Some unstructured thoughts on the types of tasks language models seem to be good (and bad) at completing:

A language model is an effective tool for solving problems when can describe the answer or output you want from it with language. A language model is a good candidate to replace manual processes performed by humans, where judgement or application of semantic rules is needed to get the right answer. Existing machine learning approaches are already good at classifying or predicting over a large number of features, specifically when one doesn’t know how things can or should be clustered or labelled just by looking at the data points. To give an example where a language model will likely not perform well: imagine you want to generate a prediction for the value of a house and the land it sits on, given a list of data points describing it:

  • lat/long
  • square footage
  • build year
  • number of bed and bathrooms
  • lot size
  • whether it has a pool

Traditional machine learning approaches presently can do a good job at this. A language model likely would not. While the token outputs from language models are based on numerical predictions, those tokens should not be interpreted as numerical predictions themselves. Token outputs are more of a qualitative assessment of the inputs rather than a quantitative one (ironic, given that it’s math all the way down).

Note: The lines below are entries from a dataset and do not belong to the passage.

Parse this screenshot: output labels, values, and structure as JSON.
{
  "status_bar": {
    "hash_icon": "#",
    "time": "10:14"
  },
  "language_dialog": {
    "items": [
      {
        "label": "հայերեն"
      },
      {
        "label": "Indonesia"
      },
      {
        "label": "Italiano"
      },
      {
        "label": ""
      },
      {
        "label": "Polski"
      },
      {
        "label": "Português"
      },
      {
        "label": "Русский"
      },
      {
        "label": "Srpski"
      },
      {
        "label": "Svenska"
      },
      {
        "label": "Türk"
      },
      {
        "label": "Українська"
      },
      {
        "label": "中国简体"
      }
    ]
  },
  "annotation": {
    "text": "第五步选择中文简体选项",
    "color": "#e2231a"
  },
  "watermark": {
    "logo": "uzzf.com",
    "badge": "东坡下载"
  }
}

Language models are a bad fit for this house-price-prediction task for the same reason that they struggle to do math.

Thanks to CSL for his post on getting full-content output in a Hugo RSS feed. This post helped me finally get around to fixing it on this site.